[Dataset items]
====================
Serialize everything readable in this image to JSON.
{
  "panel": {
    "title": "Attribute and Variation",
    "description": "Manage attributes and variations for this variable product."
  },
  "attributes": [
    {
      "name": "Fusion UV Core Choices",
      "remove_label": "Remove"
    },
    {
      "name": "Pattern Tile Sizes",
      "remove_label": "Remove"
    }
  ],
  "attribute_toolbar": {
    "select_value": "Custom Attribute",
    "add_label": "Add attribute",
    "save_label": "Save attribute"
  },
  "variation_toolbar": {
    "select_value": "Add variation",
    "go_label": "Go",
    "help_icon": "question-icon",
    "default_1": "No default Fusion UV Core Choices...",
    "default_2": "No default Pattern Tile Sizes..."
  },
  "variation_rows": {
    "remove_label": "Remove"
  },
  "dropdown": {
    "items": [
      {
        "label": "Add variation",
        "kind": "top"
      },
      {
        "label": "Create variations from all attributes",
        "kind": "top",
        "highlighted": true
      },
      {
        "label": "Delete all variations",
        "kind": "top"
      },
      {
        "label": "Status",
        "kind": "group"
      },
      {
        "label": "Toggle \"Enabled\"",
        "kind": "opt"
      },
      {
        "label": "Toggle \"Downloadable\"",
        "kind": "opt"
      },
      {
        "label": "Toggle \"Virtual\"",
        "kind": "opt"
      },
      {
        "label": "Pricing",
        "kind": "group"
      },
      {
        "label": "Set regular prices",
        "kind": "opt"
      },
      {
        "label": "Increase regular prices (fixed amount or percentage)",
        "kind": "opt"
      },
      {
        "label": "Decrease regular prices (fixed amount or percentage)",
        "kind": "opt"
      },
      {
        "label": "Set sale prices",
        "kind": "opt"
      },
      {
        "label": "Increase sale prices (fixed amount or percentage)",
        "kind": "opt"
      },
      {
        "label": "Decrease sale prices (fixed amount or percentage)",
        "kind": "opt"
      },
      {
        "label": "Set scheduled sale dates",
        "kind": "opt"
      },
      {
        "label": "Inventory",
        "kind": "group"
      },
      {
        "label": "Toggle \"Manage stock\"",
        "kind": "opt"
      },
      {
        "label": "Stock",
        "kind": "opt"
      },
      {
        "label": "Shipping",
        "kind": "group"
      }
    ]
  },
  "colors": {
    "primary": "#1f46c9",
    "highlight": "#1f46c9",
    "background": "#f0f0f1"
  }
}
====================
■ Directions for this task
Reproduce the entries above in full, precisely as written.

■ Exercise output
Serialize everything readable in this image to JSON.
{
  "panel": {
    "title": "Attribute and Variation",
    "description": "Manage attributes and variations for this variable product."
  },
  "attributes": [
    {
      "name": "Fusion UV Core Choices",
      "remove_label": "Remove"
    },
    {
      "name": "Pattern Tile Sizes",
      "remove_label": "Remove"
    }
  ],
  "attribute_toolbar": {
    "select_value": "Custom Attribute",
    "add_label": "Add attribute",
    "save_label": "Save attribute"
  },
  "variation_toolbar": {
    "select_value": "Add variation",
    "go_label": "Go",
    "help_icon": "question-icon",
    "default_1": "No default Fusion UV Core Choices...",
    "default_2": "No default Pattern Tile Sizes..."
  },
  "variation_rows": {
    "remove_label": "Remove"
  },
  "dropdown": {
    "items": [
      {
        "label": "Add variation",
        "kind": "top"
      },
      {
        "label": "Create variations from all attributes",
        "kind": "top",
        "highlighted": true
      },
      {
        "label": "Delete all variations",
        "kind": "top"
      },
      {
        "label": "Status",
        "kind": "group"
      },
      {
        "label": "Toggle \"Enabled\"",
        "kind": "opt"
      },
      {
        "label": "Toggle \"Downloadable\"",
        "kind": "opt"
      },
      {
        "label": "Toggle \"Virtual\"",
        "kind": "opt"
      },
      {
        "label": "Pricing",
        "kind": "group"
      },
      {
        "label": "Set regular prices",
        "kind": "opt"
      },
      {
        "label": "Increase regular prices (fixed amount or percentage)",
        "kind": "opt"
      },
      {
        "label": "Decrease regular prices (fixed amount or percentage)",
        "kind": "opt"
      },
      {
        "label": "Set sale prices",
        "kind": "opt"
      },
      {
        "label": "Increase sale prices (fixed amount or percentage)",
        "kind": "opt"
      },
      {
        "label": "Decrease sale prices (fixed amount or percentage)",
        "kind": "opt"
      },
      {
        "label": "Set scheduled sale dates",
        "kind": "opt"
      },
      {
        "label": "Inventory",
        "kind": "group"
      },
      {
        "label": "Toggle \"Manage stock\"",
        "kind": "opt"
      },
      {
        "label": "Stock",
        "kind": "opt"
      },
      {
        "label": "Shipping",
        "kind": "group"
      }
    ]
  },
  "colors": {
    "primary": "#1f46c9",
    "highlight": "#1f46c9",
    "background": "#f0f0f1"
  }
}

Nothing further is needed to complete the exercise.